**Exercise requirements**
Search the records for the word "vimeo" and pick out every line that has it.

**Data supplied**
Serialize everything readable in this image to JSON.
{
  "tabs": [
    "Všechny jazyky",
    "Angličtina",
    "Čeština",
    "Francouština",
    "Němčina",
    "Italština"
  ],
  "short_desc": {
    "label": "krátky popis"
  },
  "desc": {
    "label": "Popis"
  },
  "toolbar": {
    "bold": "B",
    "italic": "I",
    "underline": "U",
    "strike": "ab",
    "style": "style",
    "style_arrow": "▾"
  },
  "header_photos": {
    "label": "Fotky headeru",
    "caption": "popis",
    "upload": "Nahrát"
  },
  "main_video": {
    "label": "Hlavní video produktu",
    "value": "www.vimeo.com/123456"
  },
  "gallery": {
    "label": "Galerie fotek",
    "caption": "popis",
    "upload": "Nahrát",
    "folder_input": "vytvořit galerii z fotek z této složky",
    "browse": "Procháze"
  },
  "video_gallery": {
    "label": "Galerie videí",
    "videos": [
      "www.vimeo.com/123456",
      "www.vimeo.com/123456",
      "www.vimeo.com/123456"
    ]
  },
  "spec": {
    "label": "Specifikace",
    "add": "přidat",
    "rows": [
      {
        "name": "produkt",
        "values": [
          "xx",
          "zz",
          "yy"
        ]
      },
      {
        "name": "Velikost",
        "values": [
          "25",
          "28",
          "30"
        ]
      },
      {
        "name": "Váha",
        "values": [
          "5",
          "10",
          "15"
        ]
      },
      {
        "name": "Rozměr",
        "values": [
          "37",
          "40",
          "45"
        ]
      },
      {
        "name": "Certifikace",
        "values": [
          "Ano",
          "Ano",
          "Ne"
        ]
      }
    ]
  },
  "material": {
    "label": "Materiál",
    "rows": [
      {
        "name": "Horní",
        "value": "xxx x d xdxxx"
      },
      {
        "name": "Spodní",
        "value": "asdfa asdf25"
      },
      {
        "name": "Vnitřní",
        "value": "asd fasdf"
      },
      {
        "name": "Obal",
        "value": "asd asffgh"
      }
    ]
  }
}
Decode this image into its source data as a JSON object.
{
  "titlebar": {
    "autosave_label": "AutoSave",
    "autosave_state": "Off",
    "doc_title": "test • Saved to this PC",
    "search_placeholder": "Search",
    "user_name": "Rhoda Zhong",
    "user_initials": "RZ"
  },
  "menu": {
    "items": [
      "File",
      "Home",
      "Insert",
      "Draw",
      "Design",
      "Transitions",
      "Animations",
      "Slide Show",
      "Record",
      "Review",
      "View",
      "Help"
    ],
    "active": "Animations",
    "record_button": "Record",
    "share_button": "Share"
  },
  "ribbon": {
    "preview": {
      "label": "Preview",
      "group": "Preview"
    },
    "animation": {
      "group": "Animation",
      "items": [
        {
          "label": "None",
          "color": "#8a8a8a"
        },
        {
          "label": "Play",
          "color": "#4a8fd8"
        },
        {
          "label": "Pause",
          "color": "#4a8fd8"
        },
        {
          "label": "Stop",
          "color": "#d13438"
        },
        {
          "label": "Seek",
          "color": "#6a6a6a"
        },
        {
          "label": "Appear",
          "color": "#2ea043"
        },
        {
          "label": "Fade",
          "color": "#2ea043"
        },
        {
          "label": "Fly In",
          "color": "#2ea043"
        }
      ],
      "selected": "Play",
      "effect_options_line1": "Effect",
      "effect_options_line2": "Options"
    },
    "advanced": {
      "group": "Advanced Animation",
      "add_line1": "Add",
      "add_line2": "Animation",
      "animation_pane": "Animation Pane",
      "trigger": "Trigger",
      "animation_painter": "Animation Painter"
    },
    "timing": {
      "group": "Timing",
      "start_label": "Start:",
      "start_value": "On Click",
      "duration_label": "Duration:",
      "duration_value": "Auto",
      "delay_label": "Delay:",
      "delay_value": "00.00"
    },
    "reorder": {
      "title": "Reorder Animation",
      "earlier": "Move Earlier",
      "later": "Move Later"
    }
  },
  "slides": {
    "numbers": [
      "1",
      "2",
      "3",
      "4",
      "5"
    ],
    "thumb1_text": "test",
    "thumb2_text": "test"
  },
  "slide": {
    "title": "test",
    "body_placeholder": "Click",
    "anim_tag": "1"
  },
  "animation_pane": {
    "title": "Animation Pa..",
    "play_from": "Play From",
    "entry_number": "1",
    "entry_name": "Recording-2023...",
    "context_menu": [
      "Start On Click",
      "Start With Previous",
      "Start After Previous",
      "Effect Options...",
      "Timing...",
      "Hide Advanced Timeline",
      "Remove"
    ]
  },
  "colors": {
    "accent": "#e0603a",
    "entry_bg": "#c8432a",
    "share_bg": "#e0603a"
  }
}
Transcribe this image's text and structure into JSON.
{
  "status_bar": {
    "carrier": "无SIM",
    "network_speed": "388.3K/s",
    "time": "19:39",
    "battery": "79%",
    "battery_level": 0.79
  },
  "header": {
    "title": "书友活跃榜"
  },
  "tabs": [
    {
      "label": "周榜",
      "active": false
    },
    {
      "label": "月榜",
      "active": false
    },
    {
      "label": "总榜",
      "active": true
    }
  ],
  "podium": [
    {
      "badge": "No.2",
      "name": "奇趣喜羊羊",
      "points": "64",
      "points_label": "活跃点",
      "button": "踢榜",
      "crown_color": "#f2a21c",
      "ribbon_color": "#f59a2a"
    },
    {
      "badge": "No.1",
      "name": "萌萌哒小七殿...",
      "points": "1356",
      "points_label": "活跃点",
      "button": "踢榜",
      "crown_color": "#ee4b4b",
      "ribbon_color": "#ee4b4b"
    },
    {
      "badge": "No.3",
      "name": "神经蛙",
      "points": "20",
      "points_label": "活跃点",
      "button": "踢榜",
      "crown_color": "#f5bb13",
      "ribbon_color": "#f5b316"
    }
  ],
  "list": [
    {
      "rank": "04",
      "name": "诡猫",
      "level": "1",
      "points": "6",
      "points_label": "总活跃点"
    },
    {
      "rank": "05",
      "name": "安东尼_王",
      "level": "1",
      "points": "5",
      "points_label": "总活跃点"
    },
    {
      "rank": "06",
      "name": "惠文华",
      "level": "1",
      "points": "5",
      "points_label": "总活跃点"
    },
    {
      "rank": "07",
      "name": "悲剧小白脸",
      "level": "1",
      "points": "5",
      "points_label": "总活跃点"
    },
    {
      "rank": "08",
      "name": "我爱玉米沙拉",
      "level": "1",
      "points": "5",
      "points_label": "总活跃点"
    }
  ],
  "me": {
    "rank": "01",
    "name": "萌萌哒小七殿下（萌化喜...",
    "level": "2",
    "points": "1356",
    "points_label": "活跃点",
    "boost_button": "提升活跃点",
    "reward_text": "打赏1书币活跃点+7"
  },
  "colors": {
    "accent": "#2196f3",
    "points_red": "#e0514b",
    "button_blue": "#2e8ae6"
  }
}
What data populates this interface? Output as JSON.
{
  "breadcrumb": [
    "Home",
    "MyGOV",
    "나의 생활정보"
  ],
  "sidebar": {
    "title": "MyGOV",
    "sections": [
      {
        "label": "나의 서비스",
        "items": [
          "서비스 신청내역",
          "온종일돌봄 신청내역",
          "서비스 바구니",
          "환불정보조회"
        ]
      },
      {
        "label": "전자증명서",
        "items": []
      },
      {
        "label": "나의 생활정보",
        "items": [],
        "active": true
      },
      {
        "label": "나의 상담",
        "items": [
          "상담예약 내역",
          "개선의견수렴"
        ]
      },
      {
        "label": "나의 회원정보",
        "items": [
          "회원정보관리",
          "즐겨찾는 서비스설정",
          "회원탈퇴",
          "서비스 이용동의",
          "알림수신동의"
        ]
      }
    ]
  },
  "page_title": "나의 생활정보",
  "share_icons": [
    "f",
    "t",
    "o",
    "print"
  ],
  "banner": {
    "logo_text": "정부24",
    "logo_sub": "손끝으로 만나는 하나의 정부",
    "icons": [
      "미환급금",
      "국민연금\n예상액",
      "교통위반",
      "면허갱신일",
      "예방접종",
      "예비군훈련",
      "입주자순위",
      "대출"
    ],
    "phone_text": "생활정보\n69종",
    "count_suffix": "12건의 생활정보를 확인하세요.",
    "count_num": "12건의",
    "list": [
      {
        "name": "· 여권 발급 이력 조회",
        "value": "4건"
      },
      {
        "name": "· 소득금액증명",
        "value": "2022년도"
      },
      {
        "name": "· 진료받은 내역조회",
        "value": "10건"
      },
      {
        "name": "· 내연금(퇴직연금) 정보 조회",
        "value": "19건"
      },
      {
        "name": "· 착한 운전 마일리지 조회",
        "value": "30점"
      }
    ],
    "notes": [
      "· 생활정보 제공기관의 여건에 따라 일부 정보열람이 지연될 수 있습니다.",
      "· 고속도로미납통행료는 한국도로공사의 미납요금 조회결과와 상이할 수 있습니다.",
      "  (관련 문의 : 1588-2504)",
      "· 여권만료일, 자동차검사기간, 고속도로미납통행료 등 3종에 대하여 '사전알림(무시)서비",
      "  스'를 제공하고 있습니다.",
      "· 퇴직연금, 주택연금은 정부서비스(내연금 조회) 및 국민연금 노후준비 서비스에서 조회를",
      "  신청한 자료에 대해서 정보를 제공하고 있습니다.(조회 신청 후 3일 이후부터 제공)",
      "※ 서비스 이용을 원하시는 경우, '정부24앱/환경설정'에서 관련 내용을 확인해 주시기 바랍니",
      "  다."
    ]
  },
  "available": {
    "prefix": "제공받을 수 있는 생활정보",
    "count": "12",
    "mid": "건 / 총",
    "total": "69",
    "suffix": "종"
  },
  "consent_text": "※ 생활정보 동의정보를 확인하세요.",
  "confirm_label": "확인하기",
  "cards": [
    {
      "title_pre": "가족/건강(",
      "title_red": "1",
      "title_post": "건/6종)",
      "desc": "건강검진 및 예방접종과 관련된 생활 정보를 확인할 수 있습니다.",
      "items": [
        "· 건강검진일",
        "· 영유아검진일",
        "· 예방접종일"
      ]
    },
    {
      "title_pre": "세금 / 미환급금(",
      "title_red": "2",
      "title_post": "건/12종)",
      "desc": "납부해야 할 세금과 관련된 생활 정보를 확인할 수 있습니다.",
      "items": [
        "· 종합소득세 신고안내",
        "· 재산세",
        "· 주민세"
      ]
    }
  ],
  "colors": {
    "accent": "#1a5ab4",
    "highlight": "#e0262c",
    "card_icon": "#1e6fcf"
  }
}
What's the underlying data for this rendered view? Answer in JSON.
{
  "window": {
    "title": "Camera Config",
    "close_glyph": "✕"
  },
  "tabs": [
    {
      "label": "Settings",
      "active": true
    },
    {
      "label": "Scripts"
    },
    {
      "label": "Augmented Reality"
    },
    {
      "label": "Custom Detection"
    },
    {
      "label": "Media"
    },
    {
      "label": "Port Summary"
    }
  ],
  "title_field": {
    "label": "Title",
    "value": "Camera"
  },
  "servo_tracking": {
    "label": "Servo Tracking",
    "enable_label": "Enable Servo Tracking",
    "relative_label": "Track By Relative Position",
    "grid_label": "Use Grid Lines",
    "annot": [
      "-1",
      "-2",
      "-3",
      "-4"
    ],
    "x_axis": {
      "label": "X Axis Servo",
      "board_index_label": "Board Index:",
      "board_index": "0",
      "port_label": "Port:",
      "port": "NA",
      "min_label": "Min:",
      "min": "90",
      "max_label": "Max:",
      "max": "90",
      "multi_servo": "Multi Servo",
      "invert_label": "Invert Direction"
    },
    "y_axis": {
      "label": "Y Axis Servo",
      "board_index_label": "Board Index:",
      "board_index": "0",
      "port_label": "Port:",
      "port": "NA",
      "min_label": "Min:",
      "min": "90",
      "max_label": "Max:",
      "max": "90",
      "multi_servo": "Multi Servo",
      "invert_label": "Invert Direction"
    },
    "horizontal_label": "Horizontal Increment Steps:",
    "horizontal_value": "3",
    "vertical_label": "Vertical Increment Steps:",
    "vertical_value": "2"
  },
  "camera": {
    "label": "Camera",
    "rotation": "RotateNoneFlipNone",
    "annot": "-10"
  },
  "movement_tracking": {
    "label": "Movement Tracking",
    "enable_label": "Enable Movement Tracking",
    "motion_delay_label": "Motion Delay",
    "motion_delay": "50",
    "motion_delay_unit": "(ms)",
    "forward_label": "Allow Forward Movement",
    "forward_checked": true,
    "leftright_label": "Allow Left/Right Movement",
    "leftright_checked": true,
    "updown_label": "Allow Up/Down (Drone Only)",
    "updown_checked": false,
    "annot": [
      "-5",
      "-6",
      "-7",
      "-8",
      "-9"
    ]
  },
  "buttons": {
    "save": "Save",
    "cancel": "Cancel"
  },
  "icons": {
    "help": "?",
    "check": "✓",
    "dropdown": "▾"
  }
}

**Reply**
    "value": "www.vimeo.com/123456"
      "www.vimeo.com/123456",
      "www.vimeo.com/123456",
      "www.vimeo.com/123456"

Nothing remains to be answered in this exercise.